▶ [ABOUT THIS EXERCISE]:
Line by line, copy the records below exactly and leave the pictures out.

▶ [THE DATA]:
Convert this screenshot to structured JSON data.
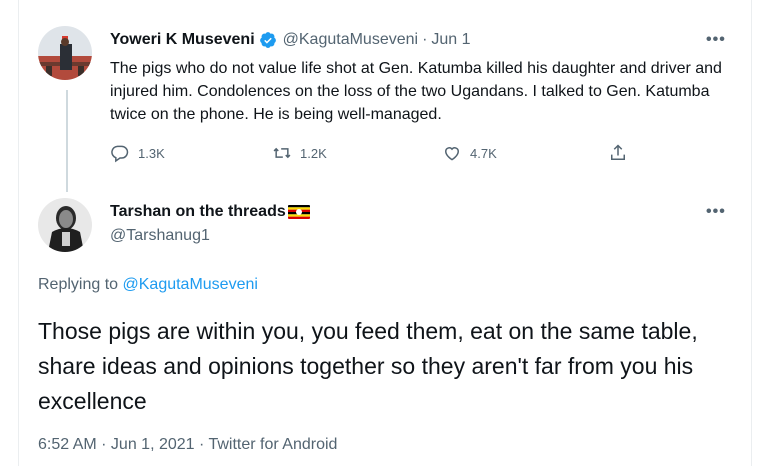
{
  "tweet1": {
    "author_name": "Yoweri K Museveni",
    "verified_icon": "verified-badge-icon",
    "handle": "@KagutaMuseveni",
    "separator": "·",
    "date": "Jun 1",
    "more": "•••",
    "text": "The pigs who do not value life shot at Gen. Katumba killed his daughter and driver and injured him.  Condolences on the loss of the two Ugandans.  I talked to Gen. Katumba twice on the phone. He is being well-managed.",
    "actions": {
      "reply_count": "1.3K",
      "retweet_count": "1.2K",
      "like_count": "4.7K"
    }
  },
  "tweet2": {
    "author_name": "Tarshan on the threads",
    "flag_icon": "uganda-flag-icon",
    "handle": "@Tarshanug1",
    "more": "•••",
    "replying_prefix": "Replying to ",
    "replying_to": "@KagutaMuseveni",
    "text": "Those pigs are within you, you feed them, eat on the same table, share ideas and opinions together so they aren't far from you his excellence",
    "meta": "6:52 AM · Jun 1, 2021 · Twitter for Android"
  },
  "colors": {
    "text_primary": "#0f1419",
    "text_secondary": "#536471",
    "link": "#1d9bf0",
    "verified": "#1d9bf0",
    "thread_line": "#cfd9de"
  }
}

▶ [WRITTEN RESPONSE]:
Convert this screenshot to structured JSON data.
{
  "tweet1": {
    "author_name": "Yoweri K Museveni",
    "verified_icon": "verified-badge-icon",
    "handle": "@KagutaMuseveni",
    "separator": "·",
    "date": "Jun 1",
    "more": "•••",
    "text": "The pigs who do not value life shot at Gen. Katumba killed his daughter and driver and injured him.  Condolences on the loss of the two Ugandans.  I talked to Gen. Katumba twice on the phone. He is being well-managed.",
    "actions": {
      "reply_count": "1.3K",
      "retweet_count": "1.2K",
      "like_count": "4.7K"
    }
  },
  "tweet2": {
    "author_name": "Tarshan on the threads",
    "flag_icon": "uganda-flag-icon",
    "handle": "@Tarshanug1",
    "more": "•••",
    "replying_prefix": "Replying to ",
    "replying_to": "@KagutaMuseveni",
    "text": "Those pigs are within you, you feed them, eat on the same table, share ideas and opinions together so they aren't far from you his excellence",
    "meta": "6:52 AM · Jun 1, 2021 · Twitter for Android"
  },
  "colors": {
    "text_primary": "#0f1419",
    "text_secondary": "#536471",
    "link": "#1d9bf0",
    "verified": "#1d9bf0",
    "thread_line": "#cfd9de"
  }
}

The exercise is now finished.